Snowmass Village council to look over apps for Krabloonik review group
Best Practices Review Committee was down to one remaining member after resignations
The Krabloonik Best Practices Review Committee was down to one remaining member this February after several resignations from the group, which was formed in 2015 to review and inspect Krabloonik Dog Sledding and report on whether the facility’s operators are following the best practices it committed to in its lease with the town.
The town of Snowmass Village owns the land that Krabloonik sits on and leases it to Krabloonik owners Danny and Gina Phillips for $10 per year through 2026.
That lease stipulates that the Best Practices Review Committee will have six members — three selected by Krabloonik and three selected by the town. All members must be Snowmass Village residents or “residents of the Roaring Fork Valley who are knowledgeable and experienced in the care and treatment of dogs,” the lease states.
But there were only ever five members of that committee, former member Bland Nesbit said. She and one other member resigned in early 2022, and two others resigned in late 2021, according to an email from the only remaining member, Seth Sachson, who was selected by the town.
Snowmass Village Town Council is slated to review five applications for the two remaining town-selected positions on the Best Practices Review Committee at a regular council meeting Tuesday evening. The five applicants are Ghislaine Boreel, Ted H. Bristol, Karen Bristol, Bill Fabrocini and Karyn E. Spiropoulos, according to this week’s council packet.
Krabloonik is expected to appoint Ed Foran, Blake Greiner and Stacy Rothenberg for its three slots, according to a list of selections included in the packet.
Nesbit resigned earlier this year “due to the controversy surrounding Krabloonik” and because she “has determined that it is too difficult to find peace with her concern for the dogs and the minimum requirements allowed by law,” according to a Feb. 8 report Sachson submitted to town staff.
Nesbit said in a phone call that was an accurate assessment of why she left; the other members left due to “personal reasons, health reasons and moving out of state,” she said.
The committee is tasked with quarterly inspection and review of the operations at Krabloonik “to determine the extent to which (the) Tenant is complying with the Best Practices” that are included in the lease. Those best practices include general policies for the care of the Krabloonik dogs, a plan to reduce the number of dogs at the kennel by adopting out some dogs and a feeding, housing, medical care and exercise plan.
The committee also is tasked with preparing a report on compliance addressed to the town manager and distributed to the Town Council. That report can also “include suggestions for modifications or clarifications to the Best Practices,” the lease states.
The committee can also “submit reports to the Town Manager describing any circumstances or events which the BPRC believes violate the Best Practices or jeopardize the health, safety or well-being of the Krabloonik sled dogs,” the lease states.
The Best Practices Review Committee is a citizen reviewing and reporting body. Any enforcement of the best practices falls on the town of Snowmass Village — including the town manager, Town Council and town attorney — because the town is the landlord on the lease, according to town manager Clint Kinney.

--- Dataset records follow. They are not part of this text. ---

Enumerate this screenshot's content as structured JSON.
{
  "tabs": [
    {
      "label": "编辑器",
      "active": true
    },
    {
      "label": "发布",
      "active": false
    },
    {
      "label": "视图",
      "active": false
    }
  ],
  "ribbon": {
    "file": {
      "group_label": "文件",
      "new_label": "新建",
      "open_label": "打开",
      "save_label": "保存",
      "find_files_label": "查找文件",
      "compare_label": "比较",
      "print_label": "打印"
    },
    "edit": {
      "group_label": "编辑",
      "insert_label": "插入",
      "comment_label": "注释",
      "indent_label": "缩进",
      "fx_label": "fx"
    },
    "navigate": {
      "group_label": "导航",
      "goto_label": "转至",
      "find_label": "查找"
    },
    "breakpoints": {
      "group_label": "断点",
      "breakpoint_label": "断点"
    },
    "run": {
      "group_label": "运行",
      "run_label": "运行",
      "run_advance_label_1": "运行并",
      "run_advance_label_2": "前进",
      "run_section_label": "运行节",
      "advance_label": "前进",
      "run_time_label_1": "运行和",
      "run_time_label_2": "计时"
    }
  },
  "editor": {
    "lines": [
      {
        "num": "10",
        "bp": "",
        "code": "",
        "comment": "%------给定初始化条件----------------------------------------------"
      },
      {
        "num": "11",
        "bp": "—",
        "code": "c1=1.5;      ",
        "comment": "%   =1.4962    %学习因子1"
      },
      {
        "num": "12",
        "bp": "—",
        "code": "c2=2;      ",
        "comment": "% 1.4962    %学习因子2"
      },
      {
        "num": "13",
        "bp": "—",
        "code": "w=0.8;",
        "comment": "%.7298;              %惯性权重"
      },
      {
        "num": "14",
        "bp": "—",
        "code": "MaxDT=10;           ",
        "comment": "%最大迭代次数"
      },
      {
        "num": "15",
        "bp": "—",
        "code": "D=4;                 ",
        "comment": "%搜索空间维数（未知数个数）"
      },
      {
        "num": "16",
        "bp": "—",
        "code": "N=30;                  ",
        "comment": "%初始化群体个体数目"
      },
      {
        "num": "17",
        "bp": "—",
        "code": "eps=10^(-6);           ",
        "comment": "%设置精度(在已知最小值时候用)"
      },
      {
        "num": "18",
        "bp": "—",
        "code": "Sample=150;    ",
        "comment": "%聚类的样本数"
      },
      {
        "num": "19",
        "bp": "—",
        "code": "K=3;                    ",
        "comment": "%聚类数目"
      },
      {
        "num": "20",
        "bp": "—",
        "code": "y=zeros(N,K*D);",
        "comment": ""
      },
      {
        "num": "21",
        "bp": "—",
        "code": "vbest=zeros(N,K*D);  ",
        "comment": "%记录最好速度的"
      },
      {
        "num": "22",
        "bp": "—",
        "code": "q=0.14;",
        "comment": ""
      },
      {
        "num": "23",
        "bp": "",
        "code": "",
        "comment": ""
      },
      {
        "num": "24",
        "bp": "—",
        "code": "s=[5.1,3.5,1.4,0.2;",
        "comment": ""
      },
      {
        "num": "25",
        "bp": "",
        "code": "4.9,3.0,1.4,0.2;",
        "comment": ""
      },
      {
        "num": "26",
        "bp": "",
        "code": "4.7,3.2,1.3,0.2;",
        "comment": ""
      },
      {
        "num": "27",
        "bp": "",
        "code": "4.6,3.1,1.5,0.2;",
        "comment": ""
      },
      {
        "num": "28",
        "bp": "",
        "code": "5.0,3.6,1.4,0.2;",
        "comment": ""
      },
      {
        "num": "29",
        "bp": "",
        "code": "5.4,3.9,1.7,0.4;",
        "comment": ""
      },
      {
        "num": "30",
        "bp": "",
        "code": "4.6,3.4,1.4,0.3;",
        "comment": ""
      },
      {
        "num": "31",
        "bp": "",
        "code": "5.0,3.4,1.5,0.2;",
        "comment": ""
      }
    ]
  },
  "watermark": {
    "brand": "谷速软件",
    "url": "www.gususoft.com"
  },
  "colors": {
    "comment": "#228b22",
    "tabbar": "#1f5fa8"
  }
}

As landlord and tenant, Krabloonik and the town can also “periodically evaluate, in good faith, the need to modify or clarify the best practices for the purpose of implementing reasonable measures to improve the quality of life of the Krabloonik sled dogs” based on those reports, the lease states.
Krabloonik is also subject to the licensing requirements, rules and regulations of Colorado’s Pet Animal Care Facilities Act.
Editor’s note: This story is the first in a series of articles about Krabloonik; the next will appear in the Snowmass Sun on Wednesday. This story has been updated to correct the spelling of Stacy Rothenberg’s name, which was misspelled in town documents referenced for reporting.